* Directions
The required result is each line of the entries below containing the string "screenshot".
--- Data extract ---
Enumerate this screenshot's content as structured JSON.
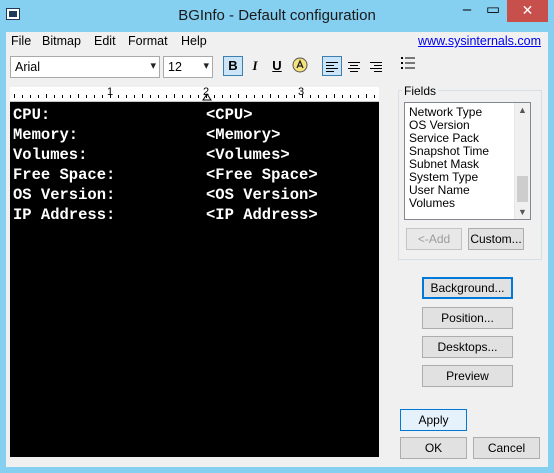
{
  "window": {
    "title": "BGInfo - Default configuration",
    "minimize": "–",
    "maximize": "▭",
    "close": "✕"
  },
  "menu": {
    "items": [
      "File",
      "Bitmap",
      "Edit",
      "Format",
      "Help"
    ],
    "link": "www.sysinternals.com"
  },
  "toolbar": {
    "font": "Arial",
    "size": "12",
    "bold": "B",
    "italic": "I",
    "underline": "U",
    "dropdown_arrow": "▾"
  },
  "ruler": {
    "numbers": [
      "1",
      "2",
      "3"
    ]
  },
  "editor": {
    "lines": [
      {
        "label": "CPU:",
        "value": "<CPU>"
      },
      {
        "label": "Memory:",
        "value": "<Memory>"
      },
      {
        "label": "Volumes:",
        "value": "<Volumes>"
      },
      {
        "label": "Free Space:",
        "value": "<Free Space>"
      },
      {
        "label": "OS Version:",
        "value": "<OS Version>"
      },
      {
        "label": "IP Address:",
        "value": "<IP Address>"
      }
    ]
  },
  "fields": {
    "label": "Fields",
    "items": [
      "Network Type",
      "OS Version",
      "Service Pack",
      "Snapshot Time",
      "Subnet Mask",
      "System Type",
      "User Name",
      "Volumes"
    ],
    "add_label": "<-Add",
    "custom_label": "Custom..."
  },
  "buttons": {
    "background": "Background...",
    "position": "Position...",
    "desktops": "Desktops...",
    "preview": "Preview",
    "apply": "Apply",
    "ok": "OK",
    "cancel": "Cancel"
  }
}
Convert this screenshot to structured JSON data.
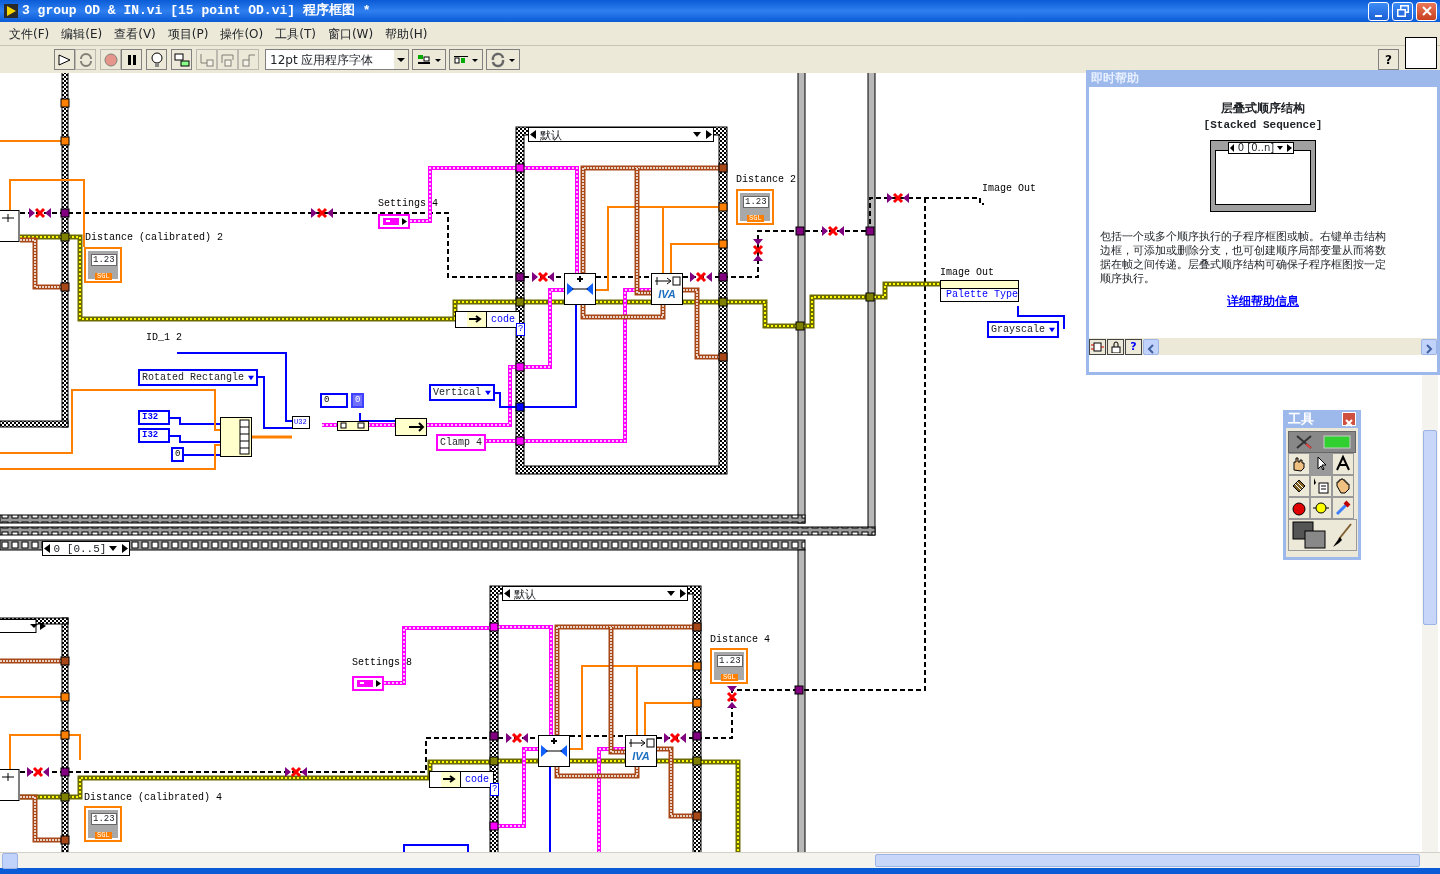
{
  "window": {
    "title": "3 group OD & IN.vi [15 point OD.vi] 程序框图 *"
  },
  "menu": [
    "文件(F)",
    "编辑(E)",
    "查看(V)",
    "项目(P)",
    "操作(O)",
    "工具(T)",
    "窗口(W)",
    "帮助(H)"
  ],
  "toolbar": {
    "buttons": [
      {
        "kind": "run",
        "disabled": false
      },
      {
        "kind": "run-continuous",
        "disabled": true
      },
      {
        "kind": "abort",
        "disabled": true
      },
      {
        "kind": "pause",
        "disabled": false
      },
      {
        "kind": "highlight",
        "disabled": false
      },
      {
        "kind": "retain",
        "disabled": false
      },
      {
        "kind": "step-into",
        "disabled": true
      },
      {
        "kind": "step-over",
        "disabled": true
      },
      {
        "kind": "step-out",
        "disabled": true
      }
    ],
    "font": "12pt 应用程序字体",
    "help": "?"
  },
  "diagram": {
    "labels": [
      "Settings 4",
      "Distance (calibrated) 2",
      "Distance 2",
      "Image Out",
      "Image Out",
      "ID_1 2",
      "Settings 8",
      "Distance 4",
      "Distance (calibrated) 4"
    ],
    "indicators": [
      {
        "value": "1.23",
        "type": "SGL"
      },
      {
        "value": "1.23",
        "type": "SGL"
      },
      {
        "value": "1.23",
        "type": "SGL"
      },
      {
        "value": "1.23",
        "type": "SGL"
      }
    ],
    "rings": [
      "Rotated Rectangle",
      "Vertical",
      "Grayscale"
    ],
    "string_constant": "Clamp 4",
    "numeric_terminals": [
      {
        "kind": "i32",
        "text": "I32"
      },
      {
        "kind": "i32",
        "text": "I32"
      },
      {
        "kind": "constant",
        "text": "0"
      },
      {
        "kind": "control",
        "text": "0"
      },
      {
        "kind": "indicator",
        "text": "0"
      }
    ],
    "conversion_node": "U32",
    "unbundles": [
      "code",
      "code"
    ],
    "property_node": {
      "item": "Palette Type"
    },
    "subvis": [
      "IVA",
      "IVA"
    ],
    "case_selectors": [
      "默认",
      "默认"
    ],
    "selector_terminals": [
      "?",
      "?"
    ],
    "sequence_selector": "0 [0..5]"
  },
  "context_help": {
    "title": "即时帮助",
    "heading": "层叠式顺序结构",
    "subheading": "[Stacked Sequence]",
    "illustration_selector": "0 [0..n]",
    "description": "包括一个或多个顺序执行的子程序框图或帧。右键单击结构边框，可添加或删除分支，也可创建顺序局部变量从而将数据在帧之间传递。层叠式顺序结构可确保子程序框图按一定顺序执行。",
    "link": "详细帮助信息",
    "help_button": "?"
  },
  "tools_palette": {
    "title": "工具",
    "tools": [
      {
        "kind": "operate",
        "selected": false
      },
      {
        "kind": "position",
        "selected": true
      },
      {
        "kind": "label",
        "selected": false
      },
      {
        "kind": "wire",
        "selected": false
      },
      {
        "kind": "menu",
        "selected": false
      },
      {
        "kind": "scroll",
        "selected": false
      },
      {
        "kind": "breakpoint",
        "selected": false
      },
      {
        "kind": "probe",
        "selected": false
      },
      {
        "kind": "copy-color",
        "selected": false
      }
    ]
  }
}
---
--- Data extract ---
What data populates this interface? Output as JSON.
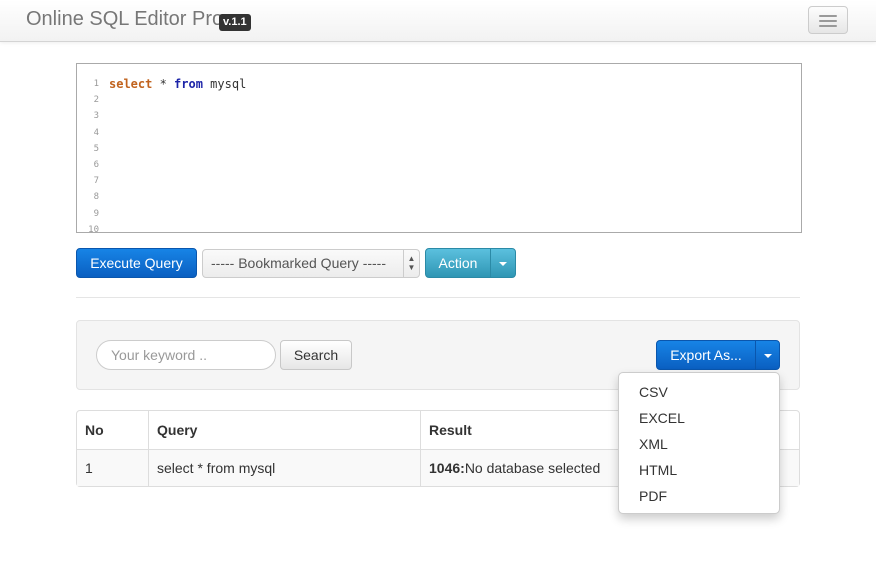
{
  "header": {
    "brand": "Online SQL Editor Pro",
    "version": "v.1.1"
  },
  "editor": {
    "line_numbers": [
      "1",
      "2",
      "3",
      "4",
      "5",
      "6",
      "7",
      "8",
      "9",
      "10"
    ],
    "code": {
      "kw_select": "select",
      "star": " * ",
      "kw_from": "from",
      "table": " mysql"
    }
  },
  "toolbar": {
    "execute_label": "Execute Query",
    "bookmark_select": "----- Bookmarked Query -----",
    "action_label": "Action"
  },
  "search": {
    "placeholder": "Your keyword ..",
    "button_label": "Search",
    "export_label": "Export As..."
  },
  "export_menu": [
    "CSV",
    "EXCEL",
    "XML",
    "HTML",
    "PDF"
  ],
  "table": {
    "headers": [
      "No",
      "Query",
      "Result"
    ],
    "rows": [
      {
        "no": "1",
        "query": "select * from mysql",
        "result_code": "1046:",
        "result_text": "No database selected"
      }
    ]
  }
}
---
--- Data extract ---
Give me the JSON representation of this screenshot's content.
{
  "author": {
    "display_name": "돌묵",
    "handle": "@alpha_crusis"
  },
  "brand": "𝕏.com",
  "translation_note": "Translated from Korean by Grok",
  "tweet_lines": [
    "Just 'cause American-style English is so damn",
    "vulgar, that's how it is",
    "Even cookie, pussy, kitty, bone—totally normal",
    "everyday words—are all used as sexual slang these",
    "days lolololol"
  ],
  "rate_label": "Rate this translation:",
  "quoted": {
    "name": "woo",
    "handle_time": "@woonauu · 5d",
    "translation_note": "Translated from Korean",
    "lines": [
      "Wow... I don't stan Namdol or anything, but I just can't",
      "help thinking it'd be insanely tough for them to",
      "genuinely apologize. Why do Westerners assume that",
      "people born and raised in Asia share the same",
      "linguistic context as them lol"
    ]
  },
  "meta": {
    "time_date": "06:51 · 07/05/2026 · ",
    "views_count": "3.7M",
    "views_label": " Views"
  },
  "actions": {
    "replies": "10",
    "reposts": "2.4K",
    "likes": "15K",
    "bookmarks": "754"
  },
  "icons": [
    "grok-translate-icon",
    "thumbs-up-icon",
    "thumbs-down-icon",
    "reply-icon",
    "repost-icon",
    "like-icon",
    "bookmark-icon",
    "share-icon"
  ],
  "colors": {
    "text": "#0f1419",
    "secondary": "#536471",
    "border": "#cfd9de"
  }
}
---
* Task response
Enumerate this screenshot's content as structured JSON.
Convert this screenshot to structured JSON data.
Give me the JSON representation of this screenshot's content.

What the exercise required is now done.